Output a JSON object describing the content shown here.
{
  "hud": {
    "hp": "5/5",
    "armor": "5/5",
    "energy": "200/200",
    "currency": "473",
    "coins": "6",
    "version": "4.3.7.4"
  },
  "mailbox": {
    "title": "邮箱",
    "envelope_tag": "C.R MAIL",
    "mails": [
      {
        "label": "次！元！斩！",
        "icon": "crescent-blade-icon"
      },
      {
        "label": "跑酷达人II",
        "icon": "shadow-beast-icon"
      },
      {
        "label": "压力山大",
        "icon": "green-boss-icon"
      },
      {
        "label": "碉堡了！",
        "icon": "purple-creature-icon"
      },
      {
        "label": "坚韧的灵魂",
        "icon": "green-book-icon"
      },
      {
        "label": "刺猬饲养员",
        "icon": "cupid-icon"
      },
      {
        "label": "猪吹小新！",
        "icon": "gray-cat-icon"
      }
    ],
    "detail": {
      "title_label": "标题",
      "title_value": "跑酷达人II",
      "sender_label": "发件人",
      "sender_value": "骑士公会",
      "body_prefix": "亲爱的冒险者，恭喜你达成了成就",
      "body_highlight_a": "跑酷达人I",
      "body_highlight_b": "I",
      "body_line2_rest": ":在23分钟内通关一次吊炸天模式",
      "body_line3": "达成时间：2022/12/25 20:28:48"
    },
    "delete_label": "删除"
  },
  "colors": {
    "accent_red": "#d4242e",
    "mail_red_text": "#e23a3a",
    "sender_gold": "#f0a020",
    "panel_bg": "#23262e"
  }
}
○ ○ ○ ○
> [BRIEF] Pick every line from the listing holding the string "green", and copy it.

> [REPLY TO THE EXERCISE]
        "icon": "green-boss-icon"
        "icon": "green-book-icon"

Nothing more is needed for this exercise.